Content starts
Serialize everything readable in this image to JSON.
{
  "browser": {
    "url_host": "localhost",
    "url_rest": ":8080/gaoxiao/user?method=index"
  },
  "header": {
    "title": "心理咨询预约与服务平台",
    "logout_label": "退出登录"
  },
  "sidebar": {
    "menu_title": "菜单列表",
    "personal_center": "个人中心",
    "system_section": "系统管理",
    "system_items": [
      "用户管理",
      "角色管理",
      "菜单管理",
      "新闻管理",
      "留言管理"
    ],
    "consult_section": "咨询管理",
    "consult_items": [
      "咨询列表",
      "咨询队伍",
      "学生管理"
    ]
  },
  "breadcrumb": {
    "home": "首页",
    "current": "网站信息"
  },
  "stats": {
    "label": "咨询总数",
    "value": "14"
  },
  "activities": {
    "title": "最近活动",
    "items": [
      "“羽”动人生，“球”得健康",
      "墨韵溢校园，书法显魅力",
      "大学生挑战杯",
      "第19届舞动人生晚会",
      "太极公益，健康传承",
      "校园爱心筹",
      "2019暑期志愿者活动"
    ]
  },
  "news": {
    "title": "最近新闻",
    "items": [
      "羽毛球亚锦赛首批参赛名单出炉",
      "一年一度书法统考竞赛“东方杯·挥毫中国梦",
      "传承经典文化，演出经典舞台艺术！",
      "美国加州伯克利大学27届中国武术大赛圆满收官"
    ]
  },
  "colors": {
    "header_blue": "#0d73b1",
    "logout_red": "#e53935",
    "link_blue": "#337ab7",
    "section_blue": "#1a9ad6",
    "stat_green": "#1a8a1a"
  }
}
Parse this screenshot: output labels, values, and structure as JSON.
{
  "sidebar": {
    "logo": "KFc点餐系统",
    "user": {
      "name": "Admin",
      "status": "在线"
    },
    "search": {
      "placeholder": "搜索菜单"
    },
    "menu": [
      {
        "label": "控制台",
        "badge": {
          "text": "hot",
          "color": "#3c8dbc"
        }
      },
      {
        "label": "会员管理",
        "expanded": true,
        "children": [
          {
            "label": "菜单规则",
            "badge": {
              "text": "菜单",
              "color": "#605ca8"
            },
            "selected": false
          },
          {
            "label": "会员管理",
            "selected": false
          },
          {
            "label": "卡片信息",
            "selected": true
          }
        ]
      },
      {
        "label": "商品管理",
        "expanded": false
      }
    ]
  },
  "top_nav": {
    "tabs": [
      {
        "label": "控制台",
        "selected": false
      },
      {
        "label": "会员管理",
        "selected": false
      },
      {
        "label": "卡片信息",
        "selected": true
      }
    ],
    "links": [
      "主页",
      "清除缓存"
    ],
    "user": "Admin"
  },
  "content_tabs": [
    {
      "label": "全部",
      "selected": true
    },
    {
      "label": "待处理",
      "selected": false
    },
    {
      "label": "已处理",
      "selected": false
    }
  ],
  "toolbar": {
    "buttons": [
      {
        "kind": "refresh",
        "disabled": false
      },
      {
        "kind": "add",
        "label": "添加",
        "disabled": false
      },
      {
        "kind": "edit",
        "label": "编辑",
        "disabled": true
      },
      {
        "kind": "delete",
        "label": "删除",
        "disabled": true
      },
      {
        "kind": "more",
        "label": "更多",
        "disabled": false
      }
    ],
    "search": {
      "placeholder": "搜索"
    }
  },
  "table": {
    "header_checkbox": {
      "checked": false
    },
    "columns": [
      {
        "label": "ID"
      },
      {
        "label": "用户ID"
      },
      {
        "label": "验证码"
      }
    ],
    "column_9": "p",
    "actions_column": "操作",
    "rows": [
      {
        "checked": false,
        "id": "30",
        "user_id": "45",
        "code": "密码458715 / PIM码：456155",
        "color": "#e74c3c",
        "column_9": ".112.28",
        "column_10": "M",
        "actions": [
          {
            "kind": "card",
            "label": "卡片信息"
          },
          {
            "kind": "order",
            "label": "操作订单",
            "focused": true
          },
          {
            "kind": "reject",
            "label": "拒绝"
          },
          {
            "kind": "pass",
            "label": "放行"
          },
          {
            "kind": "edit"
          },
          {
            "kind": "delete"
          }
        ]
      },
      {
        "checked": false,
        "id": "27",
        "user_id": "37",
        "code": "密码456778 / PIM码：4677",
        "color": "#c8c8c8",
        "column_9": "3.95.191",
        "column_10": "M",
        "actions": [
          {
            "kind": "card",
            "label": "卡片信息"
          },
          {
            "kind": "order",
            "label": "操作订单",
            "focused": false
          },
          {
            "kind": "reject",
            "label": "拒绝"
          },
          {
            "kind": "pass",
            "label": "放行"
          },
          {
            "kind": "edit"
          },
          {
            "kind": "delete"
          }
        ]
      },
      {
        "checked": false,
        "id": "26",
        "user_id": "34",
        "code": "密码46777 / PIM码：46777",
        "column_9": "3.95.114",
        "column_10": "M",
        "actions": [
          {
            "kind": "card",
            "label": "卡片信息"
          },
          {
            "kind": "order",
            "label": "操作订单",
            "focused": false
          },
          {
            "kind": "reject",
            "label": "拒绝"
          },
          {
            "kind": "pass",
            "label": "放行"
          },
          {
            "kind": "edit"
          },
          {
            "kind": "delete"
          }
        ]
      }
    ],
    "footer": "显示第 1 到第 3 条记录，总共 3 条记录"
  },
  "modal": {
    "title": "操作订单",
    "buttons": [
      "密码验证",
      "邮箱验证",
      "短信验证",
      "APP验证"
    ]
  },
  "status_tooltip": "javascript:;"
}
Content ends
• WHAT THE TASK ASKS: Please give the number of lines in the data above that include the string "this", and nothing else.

• ANSWER BOX: 2